Peacemaker is the name of Albert Beger's new creation. It is also a way of life for the experienced, innovative, free-jazz cult hero.
The new album is an open invitation, a possibility for an individual to take a deep, thorough look inside and have a self examination. It is an opportunity to restart, and make the little amendments in the world, using the big values of men.
This Portrait LP was vibraphonist Dave Pike's second recording as a leader. Pike is joined by bassist Herbie Lewis, drummer Walter Perkins, and most notably pianist Bill Evans. It was one of the pianist's first sessions after the tragic death of his bassist, Scott LaFaro, and gives listeners a rare opportunity to hear Evans this late in his career as a sideman. The music is fairly spontaneous, consisting of two ballads, "Besame Mucho," "Vierd Blues," and Pike's "Why Not" (inspired by Miles Davis' "So What"). An excellent if generally overlooked straight-ahead set.
This disc is a bit unusual in a few ways. Vibraphonist Dave Pike sticks here exclusively to the marimba, while pianist Herbie Hancock is heard throughout on organ, an instrument he rarely played again. The band also includes two trumpeters (most notably Clark Terry who has a few short solos) and a rhythm section with guitarist Billy Butler. Most of the music consists of obscurities and is open to the influences of the boogaloo and pop rhythms of the era; highlights include Hancock's "Blind Man, Blind Man," "Sunny" and "Devilette." An interesting effort.

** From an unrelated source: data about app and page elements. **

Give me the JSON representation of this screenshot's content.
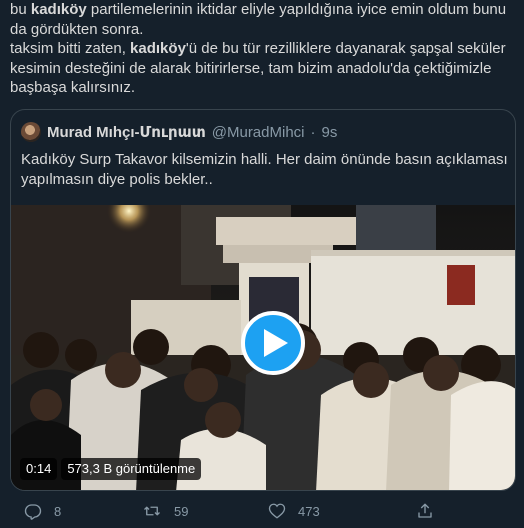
{
  "tweet": {
    "line1_pre": "bu ",
    "line1_bold": "kadıköy",
    "line1_post": " partilemelerinin iktidar eliyle yapıldığına iyice emin oldum bunu",
    "line2": "da gördükten sonra.",
    "line3_pre": "taksim bitti zaten, ",
    "line3_bold": "kadıköy",
    "line3_post": "'ü de bu tür rezilliklere dayanarak şapşal seküler",
    "line4": "kesimin desteğini de alarak bitirirlerse, tam bizim anadolu'da çektiğimizle",
    "line5": "başbaşa kalırsınız."
  },
  "quote": {
    "author_name": "Murad Mıhçı-Մուրատ",
    "author_handle": "@MuradMihci",
    "separator": "·",
    "time": "9s",
    "text_line1": "Kadıköy Surp Takavor kilsemizin halli. Her daim önünde basın açıklaması",
    "text_line2": "yapılmasın diye polis bekler..",
    "video": {
      "duration": "0:14",
      "views": "573,3 B görüntülenme"
    }
  },
  "actions": {
    "reply_count": "8",
    "retweet_count": "59",
    "like_count": "473"
  },
  "colors": {
    "background": "#15202b",
    "text": "#d9d9d9",
    "secondary": "#8899a6",
    "border": "#38444d",
    "accent": "#1da1f2"
  }
}
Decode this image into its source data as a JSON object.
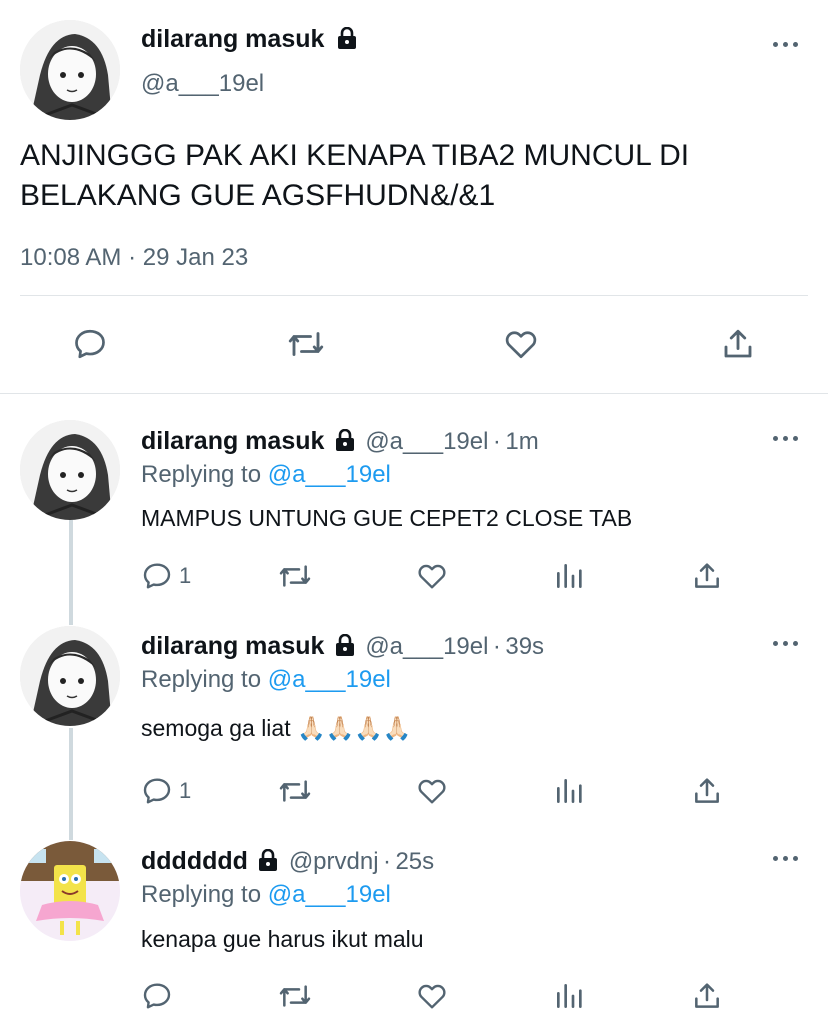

On the 19th November 2010, 29 men were killed in the Pike River Mine explosion. This documentary tells a story of courage and determination of the mothers, sisters and wives left behind.